This has been a fantastic series, starting with Brilliance, followed by A Better World and now Written in Fire. It portrays a world in a near, but alternate, future where an extremely small percentage of the population are born with individualised intellectual and physical abilities way above anything previously known. Normals see the abnorms, or brilliants, as a threat, and therefore people to be feared and persecuted.
Nick Cooper, himself an abnorm, has been fighting a terrorist network led by John Smith, also a brilliant. But so far Nick’s efforts have been in vain and, after the final indignity of a proposal to microchip all abnorms in order to control them, America is on the brink of the civil war Nick feared, but hoped would never happen. Written in Fire picks up the story immediately after the massacre of thousands of troops, in A Better World, by a computer virus put into effect by abnorms.
As the hostilities intensify at a terrifying rate, Nick and Dr Ethan Park are hot on the heels of Dr Abraham Couzen, who has disappeared along with a formula he and Ethan have recently discovered. The Brilliance Replicator. Nick has spent the majority of his life fighting, for his country and his family’s safety. Now he faces his long-standing enemy and everything and everybody hangs in the balance.

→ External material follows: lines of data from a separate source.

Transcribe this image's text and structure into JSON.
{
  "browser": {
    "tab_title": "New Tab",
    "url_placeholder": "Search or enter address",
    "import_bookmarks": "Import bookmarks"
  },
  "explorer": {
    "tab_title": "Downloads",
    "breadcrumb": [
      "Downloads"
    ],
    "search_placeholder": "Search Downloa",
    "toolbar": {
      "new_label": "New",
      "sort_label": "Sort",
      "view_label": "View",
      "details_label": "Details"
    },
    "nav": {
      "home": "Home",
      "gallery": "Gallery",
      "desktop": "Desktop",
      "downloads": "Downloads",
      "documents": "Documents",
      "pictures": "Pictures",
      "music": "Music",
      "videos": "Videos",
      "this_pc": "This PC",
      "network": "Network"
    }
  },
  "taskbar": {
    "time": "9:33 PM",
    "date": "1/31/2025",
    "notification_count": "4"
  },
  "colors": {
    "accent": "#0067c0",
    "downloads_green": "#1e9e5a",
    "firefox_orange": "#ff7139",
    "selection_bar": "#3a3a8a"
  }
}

Out of the window, the city scrolled past. The same New York he’d visited countless times, and yet, not the same at all. There was an uneasy tension to everything, a nervous twitchiness. America could take a punch, but the last year had been a series of haymakers. The stock exchange bombing in March, resulting in more than a thousand dead. Abnorm terrorists seizing control off Tulsa, Fresno, and Cleveland, the last of which burned to the ground in the ensuing riots. The destruction of the White House and the massacre of seventy-five thousand soldiers. Not to mention the erosion of the social order: shuttered financial markets, basic services falling apart, growing mistrust of the government, increasingly violent tribalism.
A complex and very imaginative story line with equally complex, memorable and well defined characters, both good and bad, who drive the story forward. They, and their objectives, are described in such crisp and believable detail it’s easy to see both sides and view them as real people, not just characters in a novel.
The underlying analogy of inequality, inferior versus superior, has been woven cleverly into the narrative from the beginning and culminates in madness, confusion and complete lack of order with all the main players’ lives at stake. It’s a perfect combination of fast moving action and gripping plot structure. All the separate strands are brought together wonderfully well with a great twist which leaves the end open to interpretation. A terrific series and a seamless, incredibly intense and powerful performance by Luke Daniels.
About the Book
The White House is a smoking ruin. Madison Square Garden is an internment camp. In Wyoming, an armed militia of thousands marches toward a final, apocalyptic battle.